Hedda Gabler at The National is radical and so gripping that even those of us who know the play well wonder what will happen next. Ruth Wilson is extraordinary, but no change there. She was a shining star as Stella In A Streetcar Named Desire and Anna Christie both at The Donmar and continues to ensure that The Affair on Sky Atlantic is a must see. I also remember watching her play Jane Eyre opposite Toby Stephen’s Rochester on television some years ago and thinking this is one special actress.
And now she is Hedda Gabler, a part that she has apparently shied away from playing until now. Ivo van Hove was one of the reasons for her volte-face and it is easy to see why. He is the director of the moment who manages to wiggle his way into the mindset of a playwright and squeeze something extraordinary out of his/her text.

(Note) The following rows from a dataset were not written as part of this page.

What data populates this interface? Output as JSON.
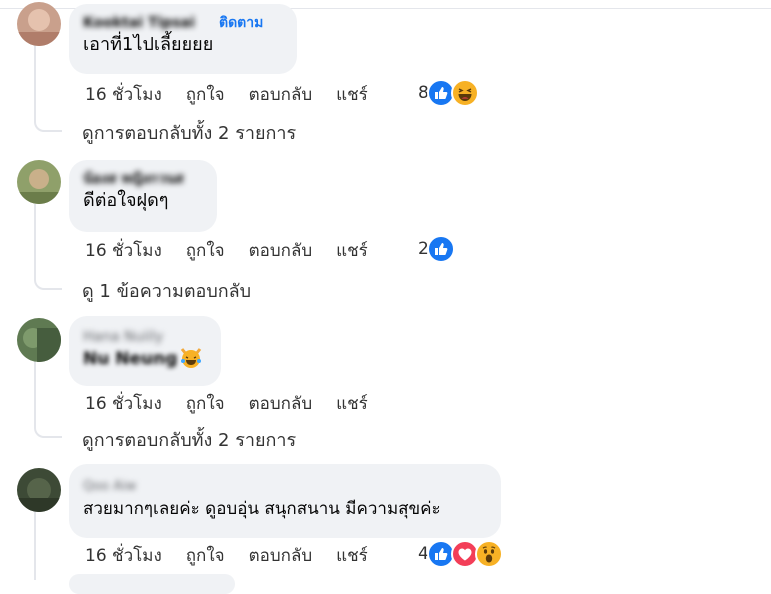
{
  "comments": [
    {
      "name": "Kooktai Tipsai",
      "follow": "ติดตาม",
      "text": "เอาที่1ไปเลี้ยยยย",
      "time": "16 ชั่วโมง",
      "like": "ถูกใจ",
      "reply": "ตอบกลับ",
      "share": "แชร์",
      "reaction_count": "8",
      "reactions": [
        "like-icon",
        "haha-icon"
      ],
      "view_replies": "ดูการตอบกลับทั้ง 2 รายการ"
    },
    {
      "name": "น้องส หญิงกวนส",
      "text": "ดีต่อใจฝุดๆ",
      "time": "16 ชั่วโมง",
      "like": "ถูกใจ",
      "reply": "ตอบกลับ",
      "share": "แชร์",
      "reaction_count": "2",
      "reactions": [
        "like-icon"
      ],
      "view_replies": "ดู 1 ข้อความตอบกลับ"
    },
    {
      "name": "Hana Nuiily",
      "text": "Nu Neung",
      "time": "16 ชั่วโมง",
      "like": "ถูกใจ",
      "reply": "ตอบกลับ",
      "share": "แชร์",
      "reactions": [
        "crying-laughing-cat-emoji"
      ],
      "view_replies": "ดูการตอบกลับทั้ง 2 รายการ"
    },
    {
      "name": "Qoo Aiw",
      "text": "สวยมากๆเลยค่ะ ดูอบอุ่น สนุกสนาน มีความสุขค่ะ",
      "time": "16 ชั่วโมง",
      "like": "ถูกใจ",
      "reply": "ตอบกลับ",
      "share": "แชร์",
      "reaction_count": "4",
      "reactions": [
        "like-icon",
        "love-icon",
        "wow-icon"
      ]
    }
  ],
  "colors": {
    "bubble": "#f0f2f5",
    "link": "#1877f2",
    "like": "#1877f2",
    "love": "#f33e58",
    "haha": "#f7b125",
    "meta": "#333333"
  }
}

Unlike Sheridan Smith’s more sympathetic Hedda at The Old Vic, Ruth Wilson’s version is very difficult to like. It could be all too easy to categorise her as solely evil, if it weren’t for the fact that this young actress is able to make her so much more. Unencumbered by corsets and the strictures of Victorian society, this modern Hedda’s “imprisonment” is of her own making. Holed up in a stark modern apartment on return from honeymoon to the academic, Tesman (Kyle Soller) she is incapable of getting out and doing her “own thing”. That she doesn’t love her new husband is perfectly clear (her facial expressions and body language attest to this) but this is not the elderly, domineering Tesman we’re used to seeing. Kyle Soller plays him as intense but not without humour and the only demands he seems to make are for them to become parents asap. Over her dead body! Sharing an apartment with him, let alone a bed is obviously anathema to this bored, self-absorbed, at times cruel but ultimately wretched young woman.

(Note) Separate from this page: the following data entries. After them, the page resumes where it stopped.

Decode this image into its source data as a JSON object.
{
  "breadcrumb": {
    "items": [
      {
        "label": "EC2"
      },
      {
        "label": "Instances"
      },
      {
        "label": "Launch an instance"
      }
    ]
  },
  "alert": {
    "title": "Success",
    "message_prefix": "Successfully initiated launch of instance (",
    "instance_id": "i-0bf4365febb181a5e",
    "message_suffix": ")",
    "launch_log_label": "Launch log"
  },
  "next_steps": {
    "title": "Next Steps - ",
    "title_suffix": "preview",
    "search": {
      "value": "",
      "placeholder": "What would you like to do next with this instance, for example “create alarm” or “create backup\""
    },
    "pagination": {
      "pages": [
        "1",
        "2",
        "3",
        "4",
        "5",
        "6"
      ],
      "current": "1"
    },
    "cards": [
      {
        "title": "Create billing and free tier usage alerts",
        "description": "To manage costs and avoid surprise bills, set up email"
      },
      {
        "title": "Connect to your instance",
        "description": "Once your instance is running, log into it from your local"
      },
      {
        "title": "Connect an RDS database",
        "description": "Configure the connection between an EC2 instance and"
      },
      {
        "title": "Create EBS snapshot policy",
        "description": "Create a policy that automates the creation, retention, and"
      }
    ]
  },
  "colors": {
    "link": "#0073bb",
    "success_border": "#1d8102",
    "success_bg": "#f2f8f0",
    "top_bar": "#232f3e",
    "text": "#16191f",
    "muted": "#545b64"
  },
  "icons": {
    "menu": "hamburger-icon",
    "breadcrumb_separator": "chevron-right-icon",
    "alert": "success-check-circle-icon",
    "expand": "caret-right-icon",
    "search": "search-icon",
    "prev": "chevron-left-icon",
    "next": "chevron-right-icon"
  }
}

Hedda’s raison d’etre is to destruct. Initially it’s the buckets of flowers inhabiting the apartment that feel the brunt of her frustration; the ones that aren’t left strewn across the floor are stapled to the walls. Finally it’s herself, but not until she has cruelly destroyed the beloved manuscript of her old flame, Lovborg (Chukwudi Iwuji).
It’s telling that there are no doors to Jan Versweyveld’s high tec apartment; the characters, come and go via the auditorium. Except for Berte, the maid (Eva Magyar) and Hedda herself, for they have nowhere to go. There are visitors but they’re not particularly welcome, despite her hatred for being alone. She is complicated this one! Mrs Elvsted (Sinead Matthews) does illicit something approaching admiration. She has bravely left her husband in order to be with the reformed character, Lovborg. If only Hedda had that much courage.
Apart from the buckets of flowers, an old sofa and Hedda’s fathers’ pistols in a glass case, the only major prop on stage is an upright piano at which Hedda is slumped at the start of the play. Barefooted and dressed in a silk, clingy slip, she tinkers on the keys and cuts a solitary figure. Later, the strains of Joni Mitchell’s Blue add to the melancholic atmosphere until, finally the inevitable happens.
The entire cast is strong, although I did have trouble hearing Kate Duchene’s Aunt Juliana at the beginning of the play. But Rafe Spall as Judge Brack is especially fine. The ultimate controlling male, he exerts an unsettling power over Hedda, invading her space, goading her and even covering her with his can of tomato juice.
There are many more superlatives I could use but suffice it to say this Hedda Gabler packs a devastating punch and is a definite must see.